JIJI, Kyodo

The central government is considering restarting subsidies for Nago, Okinawa Prefecture — set to host a relocated U.S. military base — after the victory Sunday of a ruling party-backed candidate in the city’s mayoral election, Defense Minister Itsunori Onodera said Tuesday.

Taketoyo Toguchi, a newcomer strongly backed by Prime Minister Shinzo Abe and the Liberal Democratic Party, defeated incumbent Susumu Inamine, who was seeking a third term and opposed the relocation of U.S. Marine Corps Air Station Futenma to the city.

Inamine had support from Okinawa Gov. Takeshi Onaga and opposition parties including the Japanese Communist Party and the Democratic Party.

The central government’s move would be intended to speed up construction of the new base — currently underway in the Henoko coastal area of Nago — through the financial support. The base is currently located in the city of Ginowan in the prefecture.

The central government provides subsidies to municipal governments affected by the realignment of U.S. forces in the country. According to the Defense Ministry, Nago received a total of ¥1.77 billion in such subsidies from 2007 to 2009. The funds were suspended after Inamine, a staunch opponent of the relocation, was elected mayor.

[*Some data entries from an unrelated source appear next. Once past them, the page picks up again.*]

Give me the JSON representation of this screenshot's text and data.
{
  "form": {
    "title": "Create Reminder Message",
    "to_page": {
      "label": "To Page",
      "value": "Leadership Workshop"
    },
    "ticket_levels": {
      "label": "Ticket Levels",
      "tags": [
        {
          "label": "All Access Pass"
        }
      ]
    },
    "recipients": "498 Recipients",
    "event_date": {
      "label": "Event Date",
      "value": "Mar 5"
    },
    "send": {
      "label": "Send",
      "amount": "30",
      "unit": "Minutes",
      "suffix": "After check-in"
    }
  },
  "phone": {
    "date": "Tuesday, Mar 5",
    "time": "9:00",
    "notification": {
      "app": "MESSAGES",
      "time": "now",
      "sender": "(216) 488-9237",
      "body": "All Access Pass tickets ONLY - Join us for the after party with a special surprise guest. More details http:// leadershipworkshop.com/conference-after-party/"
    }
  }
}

“I want to meet the new mayor as soon as possible and discuss what we can do (to restart the subsidies),” Onodera said.

Toguchi, meanwhile, told reporters Tuesday that he has “no need to reject the money if it’s provided.”

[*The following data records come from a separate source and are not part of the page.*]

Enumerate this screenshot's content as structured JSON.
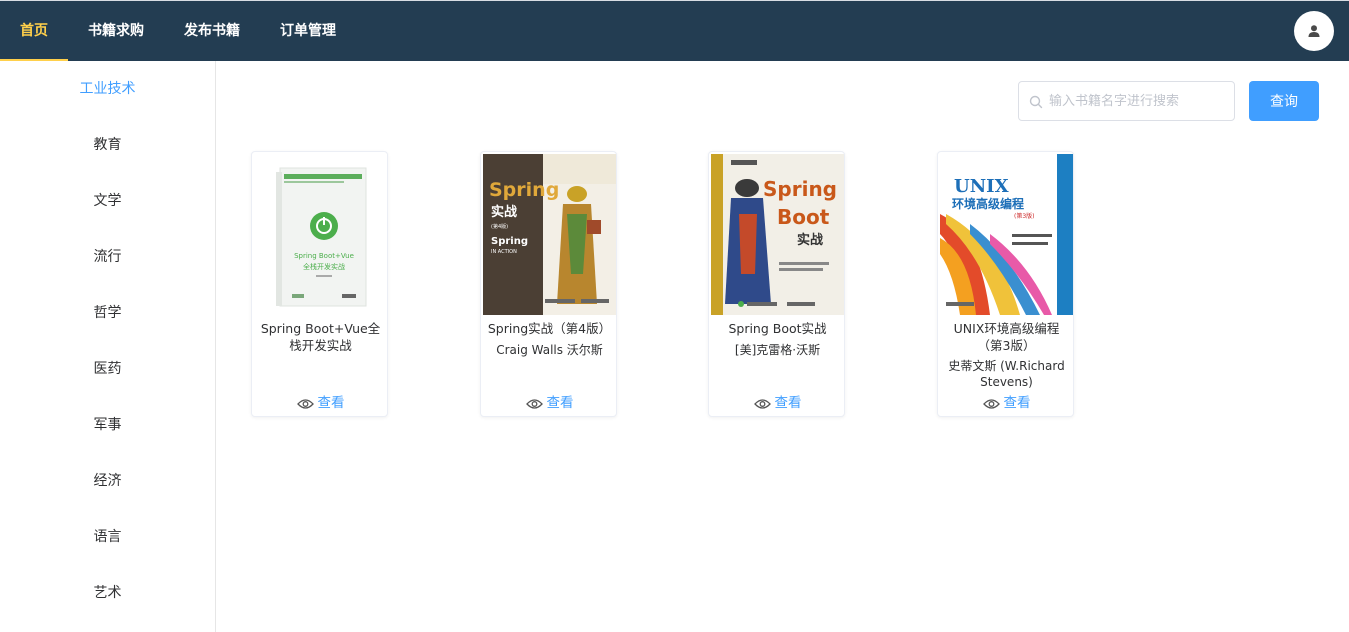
{
  "nav": {
    "items": [
      {
        "label": "首页",
        "active": true
      },
      {
        "label": "书籍求购",
        "active": false
      },
      {
        "label": "发布书籍",
        "active": false
      },
      {
        "label": "订单管理",
        "active": false
      }
    ],
    "avatar_icon": "user-icon"
  },
  "sidebar": {
    "items": [
      {
        "label": "工业技术",
        "active": true
      },
      {
        "label": "教育",
        "active": false
      },
      {
        "label": "文学",
        "active": false
      },
      {
        "label": "流行",
        "active": false
      },
      {
        "label": "哲学",
        "active": false
      },
      {
        "label": "医药",
        "active": false
      },
      {
        "label": "军事",
        "active": false
      },
      {
        "label": "经济",
        "active": false
      },
      {
        "label": "语言",
        "active": false
      },
      {
        "label": "艺术",
        "active": false
      }
    ]
  },
  "search": {
    "placeholder": "输入书籍名字进行搜索",
    "value": "",
    "button_label": "查询"
  },
  "books": [
    {
      "title": "Spring Boot+Vue全栈开发实战",
      "author": "",
      "view_label": "查看",
      "cover_text": "Spring Boot+Vue 全栈开发实战"
    },
    {
      "title": "Spring实战（第4版）",
      "author": "Craig Walls 沃尔斯",
      "view_label": "查看",
      "cover_text": "Spring 实战 (第4版) Spring IN ACTION"
    },
    {
      "title": "Spring Boot实战",
      "author": "[美]克雷格·沃斯",
      "view_label": "查看",
      "cover_text": "Spring Boot 实战"
    },
    {
      "title": "UNIX环境高级编程（第3版）",
      "author": "史蒂文斯 (W.Richard Stevens)",
      "view_label": "查看",
      "cover_text": "UNIX 环境高级编程 (第3版)"
    }
  ],
  "colors": {
    "nav_bg": "#233d52",
    "nav_active": "#ffd04b",
    "accent": "#409eff"
  }
}
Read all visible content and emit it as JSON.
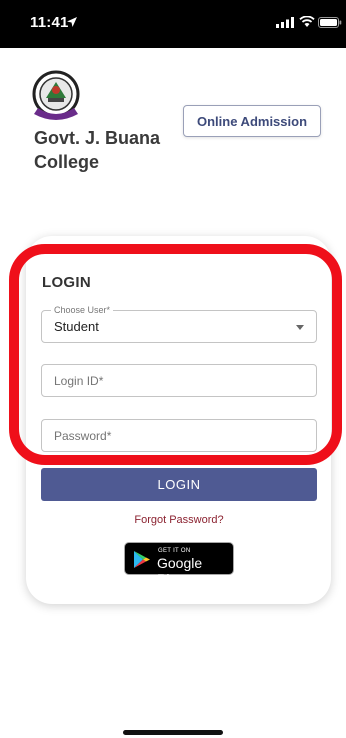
{
  "status_bar": {
    "time": "11:41",
    "icons": [
      "location-arrow-icon",
      "signal-icon",
      "wifi-icon",
      "battery-icon"
    ]
  },
  "header": {
    "college_name": "Govt. J. Buana College",
    "online_admission_label": "Online Admission",
    "logo_icon": "college-crest-icon"
  },
  "login": {
    "title": "LOGIN",
    "choose_user": {
      "legend": "Choose User*",
      "value": "Student"
    },
    "login_id_placeholder": "Login ID*",
    "password_placeholder": "Password*",
    "login_button_label": "LOGIN",
    "forgot_password_label": "Forgot Password?",
    "google_play": {
      "small_text": "GET IT ON",
      "big_text": "Google Play"
    }
  },
  "colors": {
    "primary": "#4f5a93",
    "forgot_link": "#8b2230",
    "highlight": "#ef0f1a"
  }
}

Sunday’s vote also has repercussions for Onaga, who wants the base moved outside the prefecture. Onaga told reporters that the will of voters who supported his victory in the 2014 gubernatorial election is still alive, stressing that there is no change in his resolve to block the Futenma relocation.

Onaga said he will consider moves to halt construction at the new base site. He also said he is working on a decision over whether to run for re-election.

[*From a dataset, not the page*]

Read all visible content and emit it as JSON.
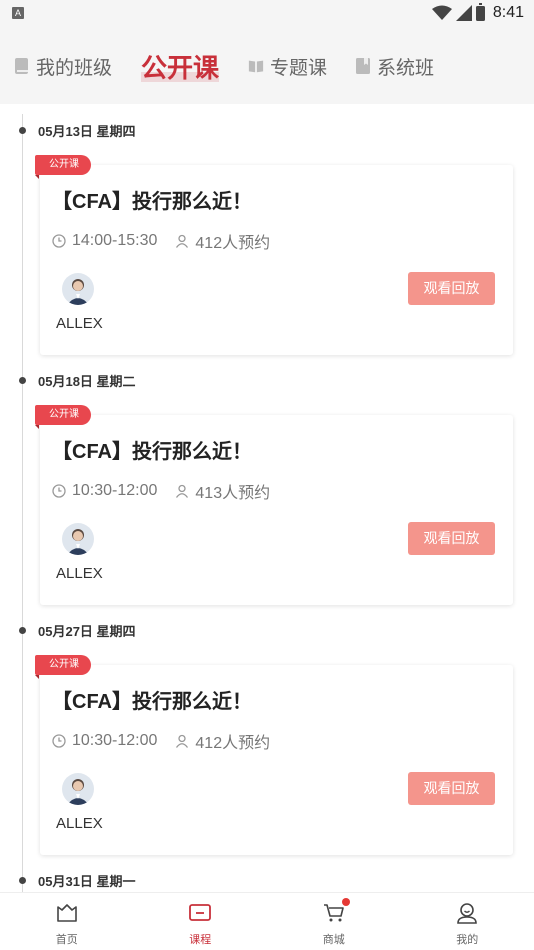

The central government believes the relocation to Henoko is the only way to address what many see as the danger posed by the base, currently located in a crowded residential area.

“By obtaining the understanding of citizens, we’d like to proceed with the relocation plan in line with the Supreme Court ruling,” Prime Minister Shinzo Abe told reporters on Monday. In a December 2016 ruling, Onaga’s cancellation of the approval for landfill work for the new site in Henoko, issued by his predecessor, Hirokazu Nakaima, was declared to be illegal.

Chief Cabinet Secretary Yoshihide Suga told a news conference the same day that the central government wants to support Nago “as much as possible.”

Also on Monday, Toguchi told reporters, “I hope to visit Tokyo to request budgets for various projects,” suggesting that he intends to work with the central government to revitalize the local economy.